July 22, 2010
By Rachel Muir
Last weekend, Laurel Wassner, B.A. '97, came in second in the New York Triathlon. Her twin, Rebeccah, finished first. The sisters, both professional athletes, train together in New York.
"It was a dream come true for us," says Ms. Wassner. "We're very close, and we're very competitive."
There was a time when that dream seemed unreachable.
At age 23, Ms. Wassner, who had swum competitively at GW and was "training hard" for a triathlon, noticed some bumps on the side of her neck. "Everyone kept telling me I'd be fine, that I was in great shape and just had to have a few routine tests," she says.
It turned out, though, that she had Hodgkin's lymphoma, a cancer that originates in white blood cells. The diagnosis was "pretty shocking." "I had no other symptoms," she says. "I felt fine."
She went through a grueling six months of chemotherapy. Her sister moved up to New York and in with her to help. Gaunt and bald from the treatments, Ms. Wassner tried to keep up her training, running on a treadmill when she could. The experience was life-changing. "You're never the same after cancer," she says.
While Hodgkin's is one of the most curable types of cancer, there's a chance of recurrence. Hodgkin's survivors are also more vulnerable to other cancers. "It's always in the back of my mind, but you have to live your life," she says.
The sisters, who grew up along with two other siblings in Gaithersburg, Md., have always been athletic. "We played tennis, softball, ran, swam, really did about every sport," Ms. Wassner says. She competed on the swim team at GW, while Rebeccah ran track at Mount St. Mary's University in Emmitsburg, Md.
Ms. Wassner, who calls her undergraduate years at George Washington "great," was originally inspired to try a triathlon by a teammate on the GW swim team. "I signed up for a race, but I hurt my knee so Rebeccah took my place," she says.
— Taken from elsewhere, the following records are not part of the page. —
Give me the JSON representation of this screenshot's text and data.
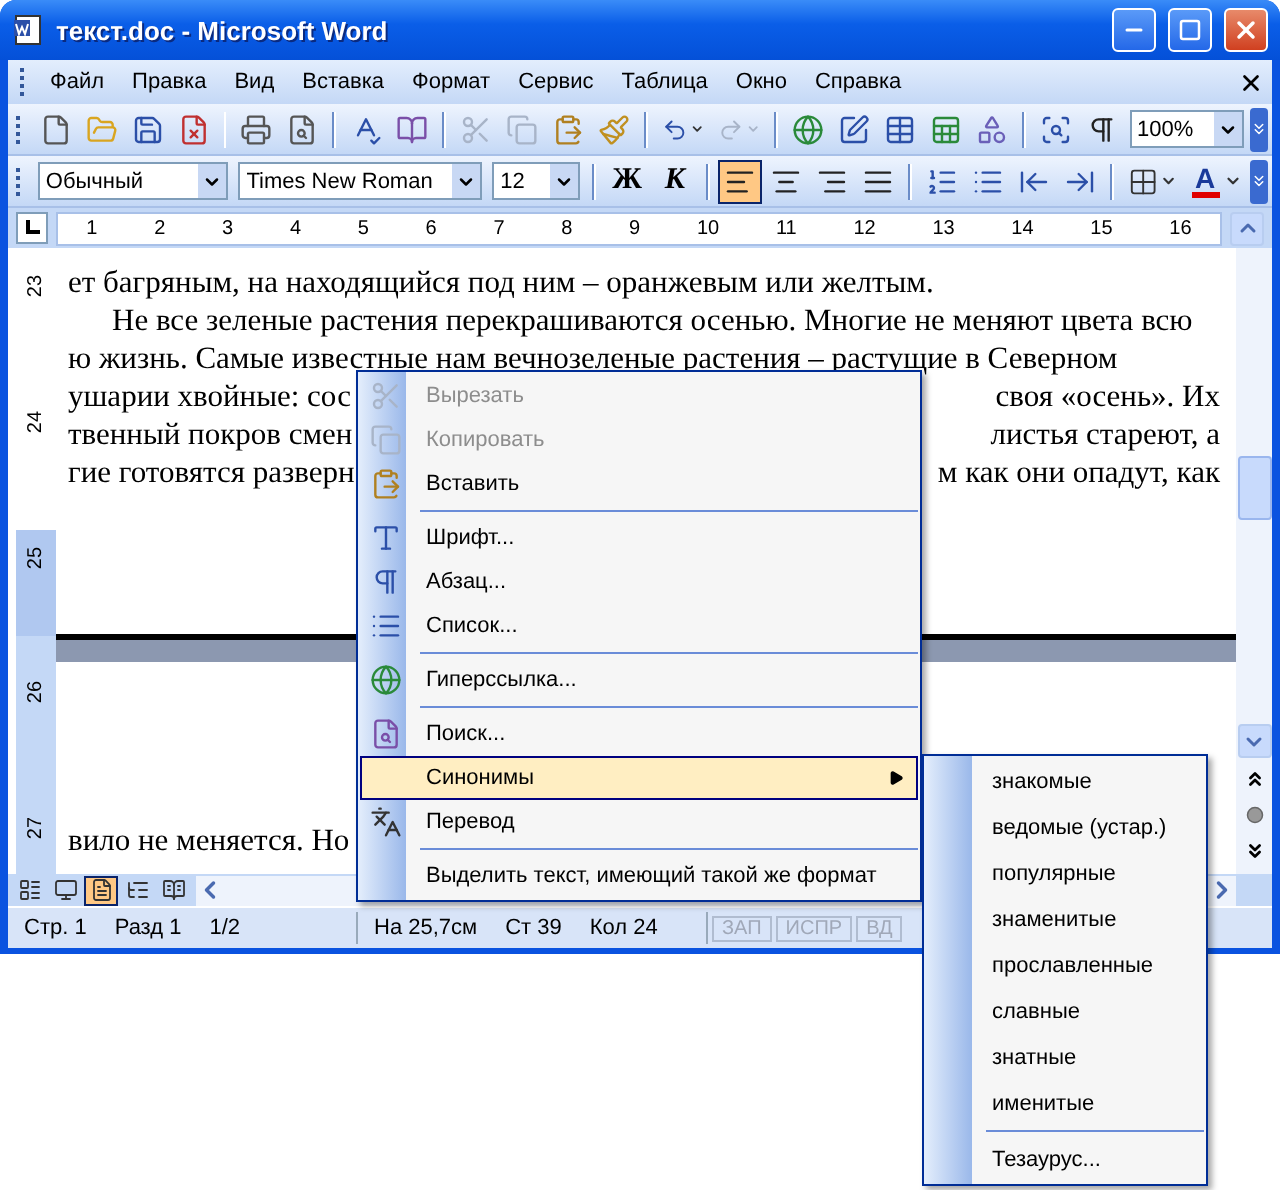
{
  "window": {
    "title": "текст.doc - Microsoft Word"
  },
  "menu_bar": {
    "items": [
      "Файл",
      "Правка",
      "Вид",
      "Вставка",
      "Формат",
      "Сервис",
      "Таблица",
      "Окно",
      "Справка"
    ]
  },
  "standard_toolbar": {
    "groups": [
      [
        {
          "disabled": false
        },
        {
          "disabled": false
        },
        {
          "disabled": false
        },
        {
          "disabled": false
        }
      ],
      [
        {
          "disabled": false
        },
        {
          "disabled": false
        }
      ],
      [
        {
          "disabled": false
        },
        {
          "disabled": false
        }
      ],
      [
        {
          "disabled": true
        },
        {
          "disabled": true
        },
        {
          "disabled": false
        },
        {
          "disabled": false
        }
      ],
      [
        {
          "disabled": false,
          "dropdown": true
        },
        {
          "disabled": true,
          "dropdown": true
        }
      ],
      [
        {
          "disabled": false
        },
        {
          "disabled": false
        },
        {
          "disabled": false
        },
        {
          "disabled": false
        },
        {
          "disabled": false
        }
      ],
      [
        {
          "disabled": false
        },
        {
          "disabled": false
        }
      ]
    ],
    "zoom": "100%"
  },
  "formatting_toolbar": {
    "style": "Обычный",
    "font": "Times New Roman",
    "size": "12",
    "text_buttons": [
      {
        "label": "Ж",
        "kind": "bold"
      },
      {
        "label": "К",
        "kind": "italic"
      }
    ],
    "alignment": [
      {
        "selected": true
      },
      {
        "selected": false
      },
      {
        "selected": false
      },
      {
        "selected": false
      }
    ],
    "font_color": {
      "label": "A",
      "color": "#e00000"
    }
  },
  "ruler": {
    "marks": [
      "1",
      "2",
      "3",
      "4",
      "5",
      "6",
      "7",
      "8",
      "9",
      "10",
      "11",
      "12",
      "13",
      "14",
      "15",
      "16"
    ]
  },
  "vertical_ruler": {
    "marks": [
      "23",
      "24",
      "25",
      "26",
      "27"
    ]
  },
  "page_1": {
    "lines": [
      {
        "left": "ет багряным, на находящийся под ним – оранжевым или желтым.",
        "paragraph_start": false
      },
      {
        "left": "Не все зеленые растения перекрашиваются осенью. Многие не меняют цвета всю",
        "paragraph_start": true
      },
      {
        "left": "ю жизнь. Самые известные нам вечнозеленые растения – растущие в Северном",
        "paragraph_start": false
      },
      {
        "left": "ушарии хвойные: сос",
        "right": "своя «осень». Их",
        "paragraph_start": false
      },
      {
        "left": "твенный покров смен",
        "right": "листья стареют, а",
        "paragraph_start": false
      },
      {
        "left": "гие готовятся разверн",
        "right": "м как они опадут, как",
        "paragraph_start": false
      }
    ]
  },
  "page_2": {
    "lines": [
      {
        "left": "вило не меняется. Но",
        "paragraph_start": false
      }
    ]
  },
  "view_buttons": [
    {
      "selected": false
    },
    {
      "selected": false
    },
    {
      "selected": true
    },
    {
      "selected": false
    },
    {
      "selected": false
    }
  ],
  "status_bar": {
    "page": [
      "Стр. 1",
      "Разд 1",
      "1/2"
    ],
    "position": [
      "На 25,7см",
      "Ст 39",
      "Кол 24"
    ],
    "modes": [
      {
        "label": "ЗАП",
        "active": false
      },
      {
        "label": "ИСПР",
        "active": false
      },
      {
        "label": "ВД",
        "active": false
      }
    ]
  },
  "context_menu": {
    "groups": [
      [
        {
          "label": "Вырезать",
          "disabled": true,
          "selected": false
        },
        {
          "label": "Копировать",
          "disabled": true,
          "selected": false
        },
        {
          "label": "Вставить",
          "disabled": false,
          "selected": false
        }
      ],
      [
        {
          "label": "Шрифт...",
          "disabled": false,
          "selected": false
        },
        {
          "label": "Абзац...",
          "disabled": false,
          "selected": false
        },
        {
          "label": "Список...",
          "disabled": false,
          "selected": false
        }
      ],
      [
        {
          "label": "Гиперссылка...",
          "disabled": false,
          "selected": false
        }
      ],
      [
        {
          "label": "Поиск...",
          "disabled": false,
          "selected": false
        },
        {
          "label": "Синонимы",
          "disabled": false,
          "selected": true,
          "submenu": true
        },
        {
          "label": "Перевод",
          "disabled": false,
          "selected": false
        }
      ],
      [
        {
          "label": "Выделить текст, имеющий такой же формат",
          "disabled": false,
          "selected": false
        }
      ]
    ]
  },
  "synonyms_menu": {
    "groups": [
      [
        "знакомые",
        "ведомые (устар.)",
        "популярные",
        "знаменитые",
        "прославленные",
        "славные",
        "знатные",
        "именитые"
      ],
      [
        "Тезаурус..."
      ]
    ]
  }
}
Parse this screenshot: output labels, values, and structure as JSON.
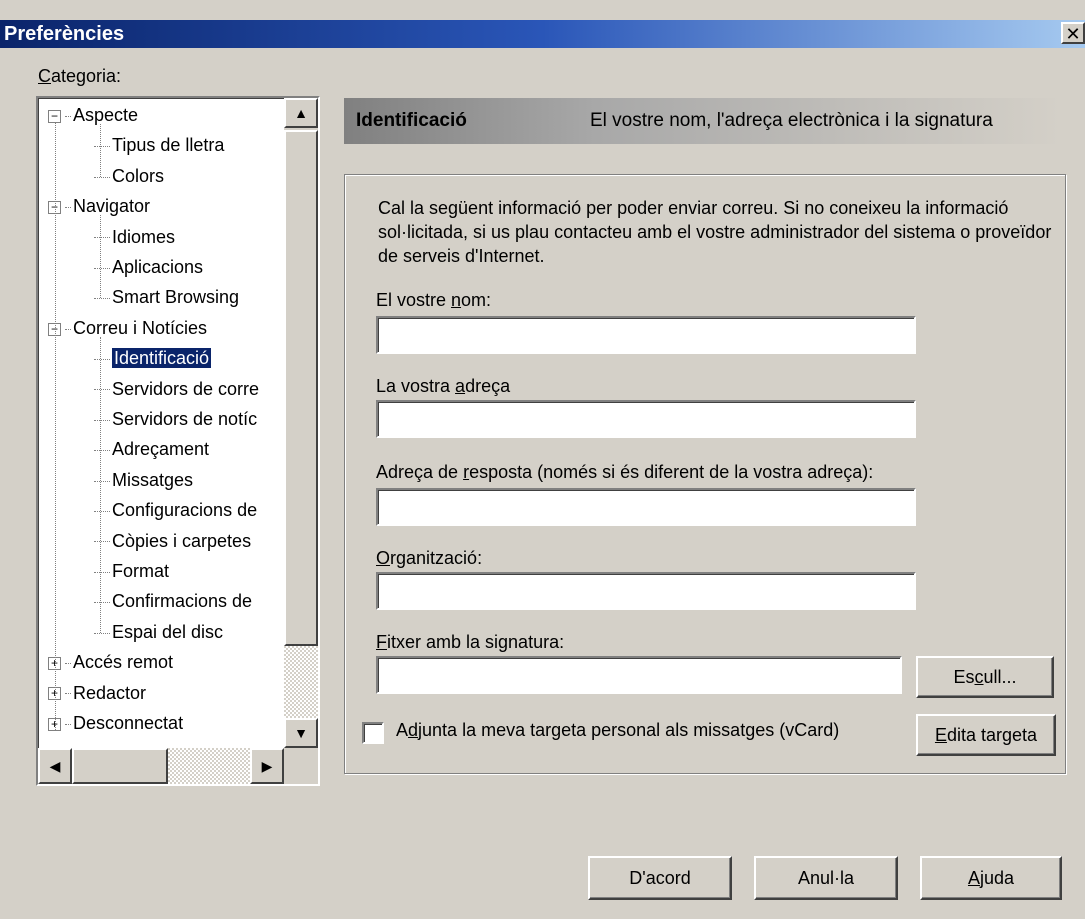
{
  "window": {
    "title": "Preferències",
    "close_glyph": "✕"
  },
  "category": {
    "label_pre": "",
    "label_ul": "C",
    "label_post": "ategoria:"
  },
  "tree": {
    "items": [
      {
        "label": "Aspecte",
        "level": 0,
        "expander": "−"
      },
      {
        "label": "Tipus de lletra",
        "level": 1
      },
      {
        "label": "Colors",
        "level": 1
      },
      {
        "label": "Navigator",
        "level": 0,
        "expander": "−"
      },
      {
        "label": "Idiomes",
        "level": 1
      },
      {
        "label": "Aplicacions",
        "level": 1
      },
      {
        "label": "Smart Browsing",
        "level": 1
      },
      {
        "label": "Correu i Notícies",
        "level": 0,
        "expander": "−"
      },
      {
        "label": "Identificació",
        "level": 1,
        "selected": true
      },
      {
        "label": "Servidors de corre",
        "level": 1
      },
      {
        "label": "Servidors de notíc",
        "level": 1
      },
      {
        "label": "Adreçament",
        "level": 1
      },
      {
        "label": "Missatges",
        "level": 1
      },
      {
        "label": "Configuracions de",
        "level": 1
      },
      {
        "label": "Còpies i carpetes",
        "level": 1
      },
      {
        "label": "Format",
        "level": 1
      },
      {
        "label": "Confirmacions de",
        "level": 1
      },
      {
        "label": "Espai del disc",
        "level": 1
      },
      {
        "label": "Accés remot",
        "level": 0,
        "expander": "+"
      },
      {
        "label": "Redactor",
        "level": 0,
        "expander": "+"
      },
      {
        "label": "Desconnectat",
        "level": 0,
        "expander": "+"
      }
    ]
  },
  "header": {
    "title": "Identificació",
    "description": "El vostre nom, l'adreça electrònica i  la signatura"
  },
  "intro": "Cal la següent informació per poder enviar correu.  Si no coneixeu la informació sol·licitada, si us plau contacteu amb el vostre administrador del sistema o proveïdor de serveis d'Internet.",
  "fields": {
    "name": {
      "pre": "El vostre ",
      "ul": "n",
      "post": "om:",
      "value": ""
    },
    "address": {
      "pre": "La vostra ",
      "ul": "a",
      "post": "dreça",
      "value": ""
    },
    "reply": {
      "pre": "Adreça de ",
      "ul": "r",
      "post": "esposta (només si és diferent de la vostra adreça):",
      "value": ""
    },
    "org": {
      "pre": "",
      "ul": "O",
      "post": "rganització:",
      "value": ""
    },
    "sigfile": {
      "pre": "",
      "ul": "F",
      "post": "itxer amb la signatura:",
      "value": ""
    }
  },
  "buttons": {
    "choose": {
      "pre": "Es",
      "ul": "c",
      "post": "ull..."
    },
    "edit_card": {
      "pre": "",
      "ul": "E",
      "post": "dita targeta"
    },
    "ok": "D'acord",
    "cancel": "Anul·la",
    "help": {
      "pre": "",
      "ul": "A",
      "post": "juda"
    }
  },
  "vcard": {
    "pre": "A",
    "ul": "d",
    "post": "junta la meva targeta personal als missatges (vCard)",
    "checked": false
  },
  "icons": {
    "up": "▲",
    "down": "▼",
    "left": "◀",
    "right": "▶"
  }
}
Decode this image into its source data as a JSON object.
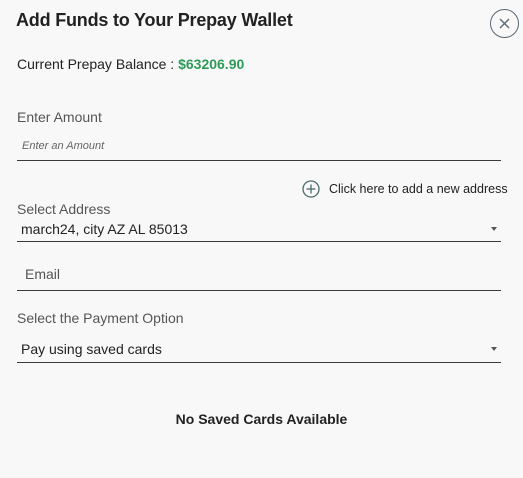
{
  "modal": {
    "title": "Add Funds to Your Prepay Wallet",
    "close_icon": "close-icon"
  },
  "balance": {
    "label": "Current Prepay Balance :",
    "amount": "$63206.90",
    "amount_color": "#2e9a58"
  },
  "amount": {
    "label": "Enter Amount",
    "placeholder": "Enter an Amount",
    "value": ""
  },
  "address": {
    "add_link": "Click here to add a new address",
    "add_icon": "plus-circle-icon",
    "label": "Select Address",
    "selected": "march24, city AZ AL 85013"
  },
  "email": {
    "placeholder": "Email",
    "value": ""
  },
  "payment": {
    "label": "Select the Payment Option",
    "selected": "Pay using saved cards"
  },
  "cards": {
    "empty_message": "No Saved Cards Available"
  }
}
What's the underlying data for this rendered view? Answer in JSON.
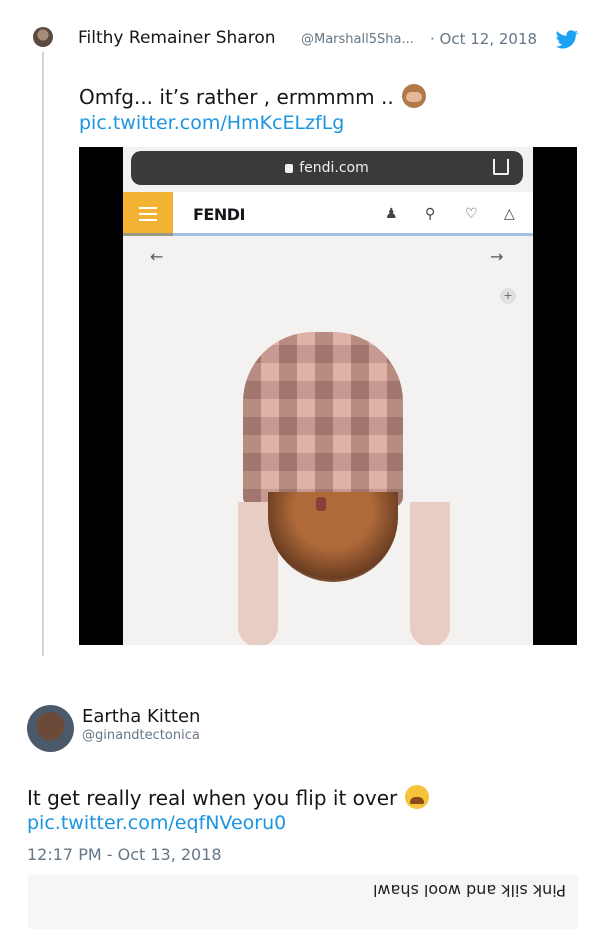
{
  "tweet1": {
    "display_name": "Filthy Remainer Sharon",
    "handle": "@Marshall5Sha...",
    "date": "· Oct 12, 2018",
    "text": "Omfg... it’s rather , ermmmm ..",
    "emoji": "see-no-evil-monkey",
    "link": "pic.twitter.com/HmKcELzfLg"
  },
  "media": {
    "url": "fendi.com",
    "brand": "FENDI",
    "nav_icons": [
      "user-icon",
      "search-icon",
      "heart-icon",
      "bag-icon"
    ],
    "back_arrow": "←",
    "forward_arrow": "→",
    "plus": "+"
  },
  "tweet2": {
    "display_name": "Eartha Kitten",
    "handle": "@ginandtectonica",
    "text": "It get really real when you flip it over",
    "emoji": "crying-face",
    "link": "pic.twitter.com/eqfNVeoru0",
    "timestamp": "12:17 PM - Oct 13, 2018",
    "caption_upside_down": "Pink silk and wool shawl"
  },
  "colors": {
    "link": "#1b95e0",
    "secondary": "#657786",
    "fendi_yellow": "#f2b233",
    "thread": "#ccd6dd"
  }
}
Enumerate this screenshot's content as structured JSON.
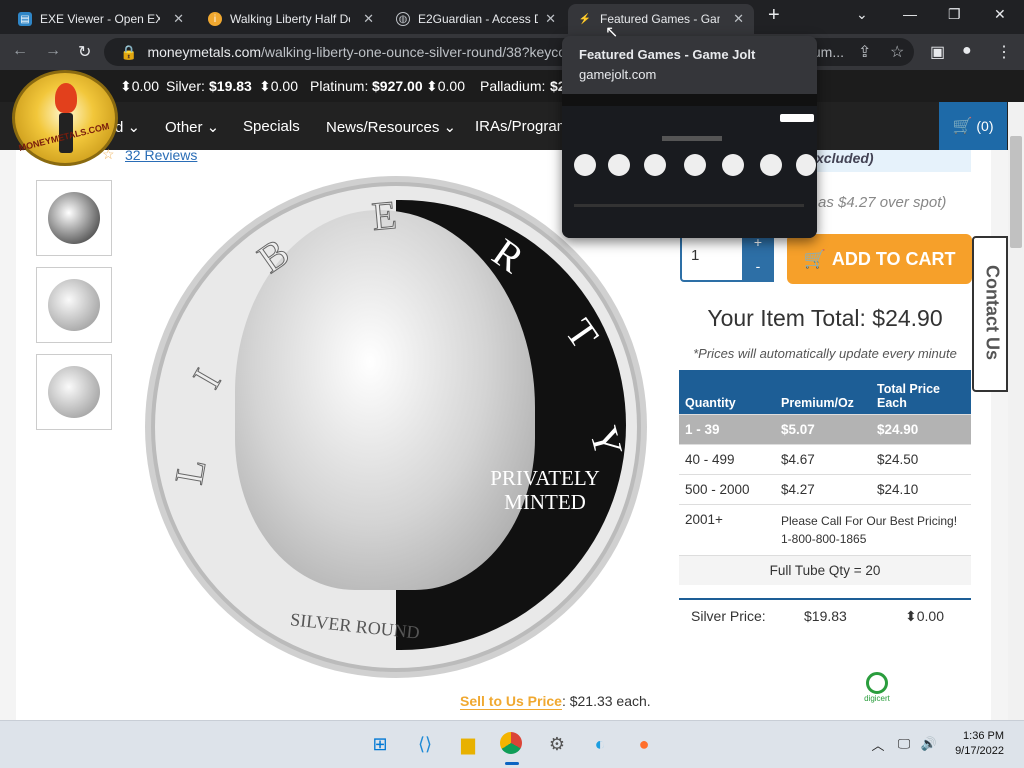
{
  "tabs": [
    {
      "title": "EXE Viewer - Open EXE",
      "icon": "exe-viewer-icon"
    },
    {
      "title": "Walking Liberty Half Do",
      "icon": "info-icon"
    },
    {
      "title": "E2Guardian - Access De",
      "icon": "globe-icon"
    },
    {
      "title": "Featured Games - Gam",
      "icon": "gamejolt-icon",
      "active": true
    }
  ],
  "hovercard": {
    "title": "Featured Games - Game Jolt",
    "domain": "gamejolt.com"
  },
  "omnibox": {
    "host": "moneymetals.com",
    "path": "/walking-liberty-one-ounce-silver-round/38?keyco",
    "tail": "um..."
  },
  "metals": {
    "gold_change": "0.00",
    "silver_label": "Silver:",
    "silver_price": "$19.83",
    "silver_change": "0.00",
    "platinum_label": "Platinum:",
    "platinum_price": "$927.00",
    "platinum_change": "0.00",
    "palladium_label": "Palladium:",
    "palladium_price": "$2"
  },
  "logo_text": "MONEYMETALS.COM",
  "nav": {
    "partial": "d",
    "other": "Other",
    "specials": "Specials",
    "news": "News/Resources",
    "iras": "IRAs/Program",
    "cart": "(0)"
  },
  "reviews": "32 Reviews",
  "coin": {
    "minted": "PRIVATELY MINTED",
    "round": "SILVER ROUND",
    "letters": [
      "L",
      "I",
      "B",
      "E",
      "R",
      "T",
      "Y"
    ]
  },
  "excluded": "xcluded)",
  "spot_note": "as $4.27 over spot)",
  "quantity": "1",
  "add_to_cart": "ADD TO CART",
  "contact_us": "Contact Us",
  "item_total": "Your Item Total: $24.90",
  "price_note": "*Prices will automatically update every minute",
  "price_table": {
    "headers": [
      "Quantity",
      "Premium/Oz",
      "Total Price Each"
    ],
    "rows": [
      [
        "1 - 39",
        "$5.07",
        "$24.90"
      ],
      [
        "40 - 499",
        "$4.67",
        "$24.50"
      ],
      [
        "500 - 2000",
        "$4.27",
        "$24.10"
      ],
      [
        "2001+",
        "Please Call For Our Best Pricing! 1-800-800-1865",
        ""
      ]
    ],
    "footer": "Full Tube Qty = 20"
  },
  "silver_row": {
    "label": "Silver Price:",
    "price": "$19.83",
    "change": "0.00"
  },
  "sell": {
    "label": "Sell to Us Price",
    "value": ": $21.33 each."
  },
  "digicert": "digicert",
  "clock": {
    "time": "1:36 PM",
    "date": "9/17/2022"
  }
}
Her sister turned pro in 2004 and she followed four years later in 2008. Both were named USA Triathlon's "elite rookie athlete of the year" their first season.
Ms. Wassner now trains up to six hours a day, six days a week. A typical day of training starts with a swim, then a bike ride and concludes with a run. Even a day off involves pilates and other exercises.
So far this year, Ms. Wassner has competed in nine triathlons across the country and plans to race in at least five more. The standard triathlon includes a 1,500-meter swim, 40-kilometer bike race and a 10-kilometer run. Professional women typically finish in a little more than two hours.
For Ms. Wassner, who only got a "serious" bicycle in 2007, cycling is the hardest part. Swimming, which she's done competitively since high school, comes most naturally.
When she's not training, Ms. Wassner is a freelance photographer. She has worked as a photo editor for Men's Journal and other magazines. At GW, she was an accounting major in the School of Business and after graduation worked for an accounting firm "for about a minute." It just wasn't for her, she says.
There's no doubt triathlons are, though. "Triathlons are always exciting," she says. "The training and races never get monotonous."
The sisters' ultimate goal is the 2012 Olympics. There are only three spots on the American team for women, and the competition is fierce.
But Ms. Wassner says while making the Olympic team is a great aspiration, she will probably always count beating cancer as her biggest accomplishment. "In the end, it's made me stronger," she says. "I draw on it when I compete."